- EXERCISE GOAL: Give the data below again exactly as written, but without the pictures.

- RAW DATA:
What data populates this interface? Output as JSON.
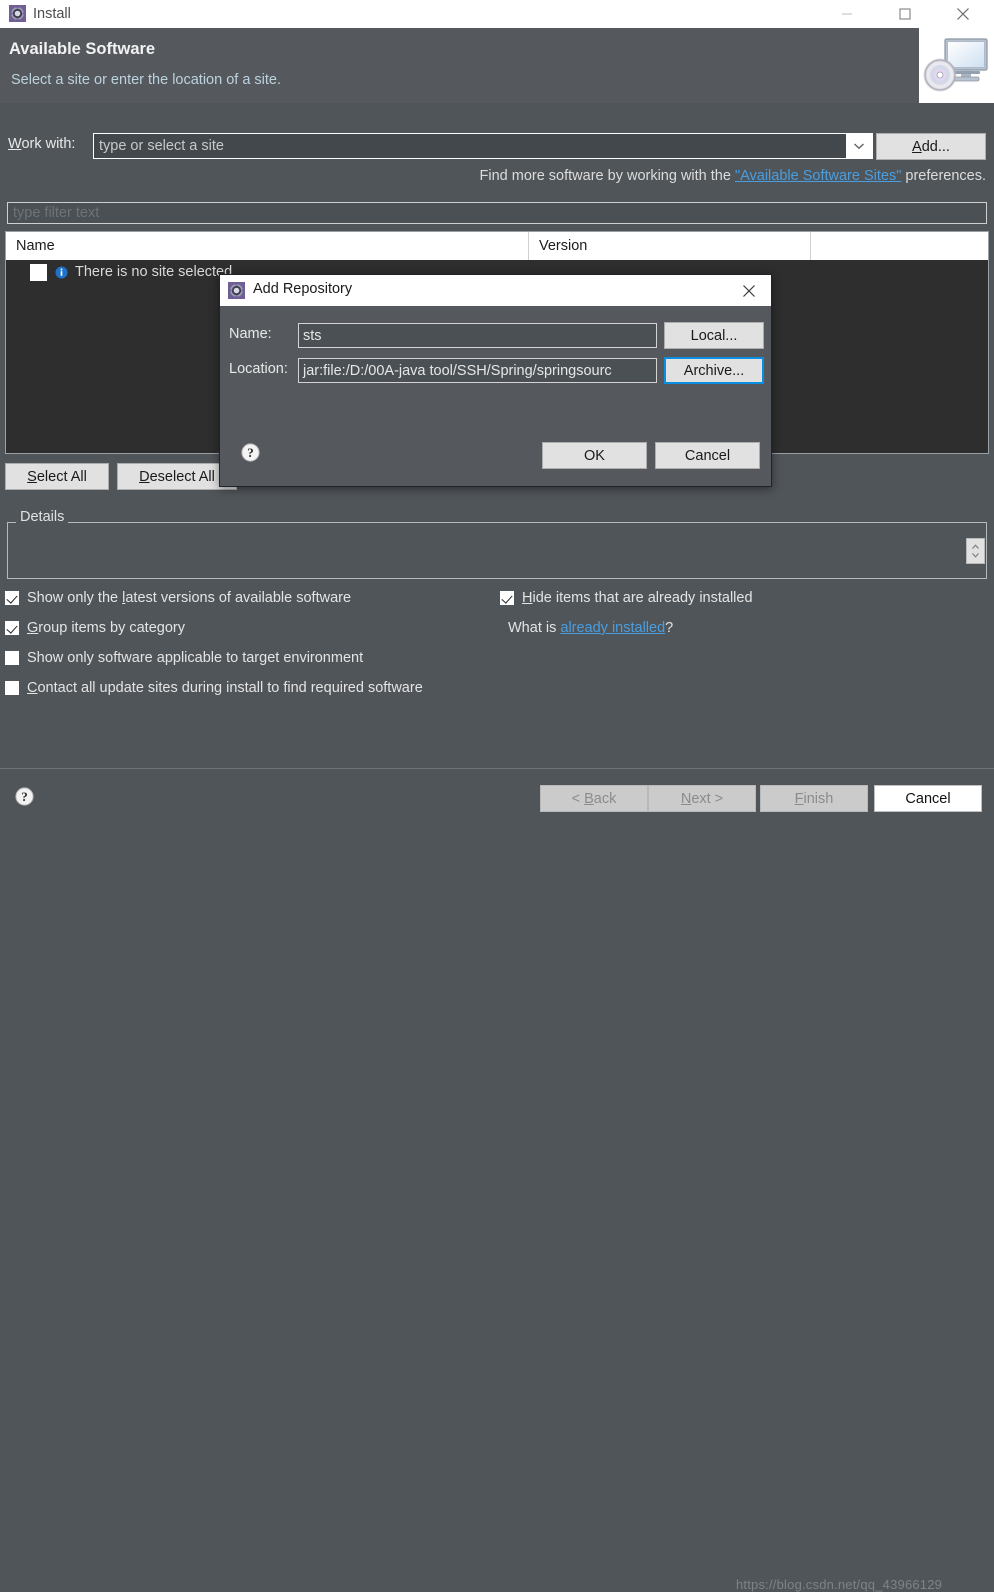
{
  "window": {
    "title": "Install",
    "icon": "eclipse-install-icon",
    "controls": {
      "minimize": "minimize-icon",
      "maximize": "maximize-icon",
      "close": "close-icon"
    }
  },
  "header": {
    "title": "Available Software",
    "subtitle": "Select a site or enter the location of a site.",
    "banner_icon": "computer-cd-icon",
    "title_color": "#f2f2f2",
    "subtitle_color": "#bcd2de"
  },
  "work_with": {
    "label_prefix": "W",
    "label_rest": "ork with:",
    "value": "type or select a site",
    "dropdown_icon": "chevron-down-icon",
    "add_button_prefix": "A",
    "add_button_rest": "dd...",
    "hint_before": "Find more software by working with the ",
    "hint_link": "\"Available Software Sites\"",
    "hint_after": " preferences.",
    "link_color": "#4a9ee0"
  },
  "filter": {
    "placeholder": "type filter text",
    "value": ""
  },
  "table": {
    "columns": [
      "Name",
      "Version",
      ""
    ],
    "rows": [
      {
        "checked": false,
        "icon": "info-icon",
        "name": "There is no site selected.",
        "version": ""
      }
    ]
  },
  "selection_buttons": {
    "select_all_prefix": "S",
    "select_all_rest": "elect All",
    "deselect_all_prefix": "D",
    "deselect_all_rest": "eselect All"
  },
  "details": {
    "legend": "Details",
    "content": "",
    "spinner_icon": "expand-collapse-icon"
  },
  "options": {
    "left": [
      {
        "checked": true,
        "pre": "Show only the ",
        "mn": "l",
        "post": "atest versions of available software"
      },
      {
        "checked": true,
        "pre": "",
        "mn": "G",
        "post": "roup items by category"
      },
      {
        "checked": false,
        "pre": "",
        "mn": "",
        "post": "Show only software applicable to target environment"
      },
      {
        "checked": false,
        "pre": "",
        "mn": "C",
        "post": "ontact all update sites during install to find required software"
      }
    ],
    "right": [
      {
        "checked": true,
        "pre": "",
        "mn": "H",
        "post": "ide items that are already installed"
      }
    ],
    "whatis_before": "What is ",
    "whatis_link": "already installed",
    "whatis_after": "?"
  },
  "wizard_buttons": {
    "help_icon": "help-icon",
    "back_prefix": "< ",
    "back_mn": "B",
    "back_rest": "ack",
    "back_enabled": false,
    "next_mn": "N",
    "next_rest": "ext >",
    "next_enabled": false,
    "finish_mn": "F",
    "finish_rest": "inish",
    "finish_enabled": false,
    "cancel_label": "Cancel",
    "cancel_enabled": true
  },
  "watermark": "https://blog.csdn.net/qq_43966129",
  "dialog": {
    "title": "Add Repository",
    "icon": "eclipse-install-icon",
    "close_icon": "close-icon",
    "name_label": "Name:",
    "name_value": "sts",
    "location_label": "Location:",
    "location_value": "jar:file:/D:/00A-java tool/SSH/Spring/springsourc",
    "local_button": "Local...",
    "archive_button": "Archive...",
    "help_icon": "help-icon",
    "ok_button": "OK",
    "cancel_button": "Cancel",
    "focus_color": "#0a8fe0"
  }
}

- ANSWER:
What data populates this interface? Output as JSON.
{
  "window": {
    "title": "Install",
    "icon": "eclipse-install-icon",
    "controls": {
      "minimize": "minimize-icon",
      "maximize": "maximize-icon",
      "close": "close-icon"
    }
  },
  "header": {
    "title": "Available Software",
    "subtitle": "Select a site or enter the location of a site.",
    "banner_icon": "computer-cd-icon",
    "title_color": "#f2f2f2",
    "subtitle_color": "#bcd2de"
  },
  "work_with": {
    "label_prefix": "W",
    "label_rest": "ork with:",
    "value": "type or select a site",
    "dropdown_icon": "chevron-down-icon",
    "add_button_prefix": "A",
    "add_button_rest": "dd...",
    "hint_before": "Find more software by working with the ",
    "hint_link": "\"Available Software Sites\"",
    "hint_after": " preferences.",
    "link_color": "#4a9ee0"
  },
  "filter": {
    "placeholder": "type filter text",
    "value": ""
  },
  "table": {
    "columns": [
      "Name",
      "Version",
      ""
    ],
    "rows": [
      {
        "checked": false,
        "icon": "info-icon",
        "name": "There is no site selected.",
        "version": ""
      }
    ]
  },
  "selection_buttons": {
    "select_all_prefix": "S",
    "select_all_rest": "elect All",
    "deselect_all_prefix": "D",
    "deselect_all_rest": "eselect All"
  },
  "details": {
    "legend": "Details",
    "content": "",
    "spinner_icon": "expand-collapse-icon"
  },
  "options": {
    "left": [
      {
        "checked": true,
        "pre": "Show only the ",
        "mn": "l",
        "post": "atest versions of available software"
      },
      {
        "checked": true,
        "pre": "",
        "mn": "G",
        "post": "roup items by category"
      },
      {
        "checked": false,
        "pre": "",
        "mn": "",
        "post": "Show only software applicable to target environment"
      },
      {
        "checked": false,
        "pre": "",
        "mn": "C",
        "post": "ontact all update sites during install to find required software"
      }
    ],
    "right": [
      {
        "checked": true,
        "pre": "",
        "mn": "H",
        "post": "ide items that are already installed"
      }
    ],
    "whatis_before": "What is ",
    "whatis_link": "already installed",
    "whatis_after": "?"
  },
  "wizard_buttons": {
    "help_icon": "help-icon",
    "back_prefix": "< ",
    "back_mn": "B",
    "back_rest": "ack",
    "back_enabled": false,
    "next_mn": "N",
    "next_rest": "ext >",
    "next_enabled": false,
    "finish_mn": "F",
    "finish_rest": "inish",
    "finish_enabled": false,
    "cancel_label": "Cancel",
    "cancel_enabled": true
  },
  "watermark": "https://blog.csdn.net/qq_43966129",
  "dialog": {
    "title": "Add Repository",
    "icon": "eclipse-install-icon",
    "close_icon": "close-icon",
    "name_label": "Name:",
    "name_value": "sts",
    "location_label": "Location:",
    "location_value": "jar:file:/D:/00A-java tool/SSH/Spring/springsourc",
    "local_button": "Local...",
    "archive_button": "Archive...",
    "help_icon": "help-icon",
    "ok_button": "OK",
    "cancel_button": "Cancel",
    "focus_color": "#0a8fe0"
  }
}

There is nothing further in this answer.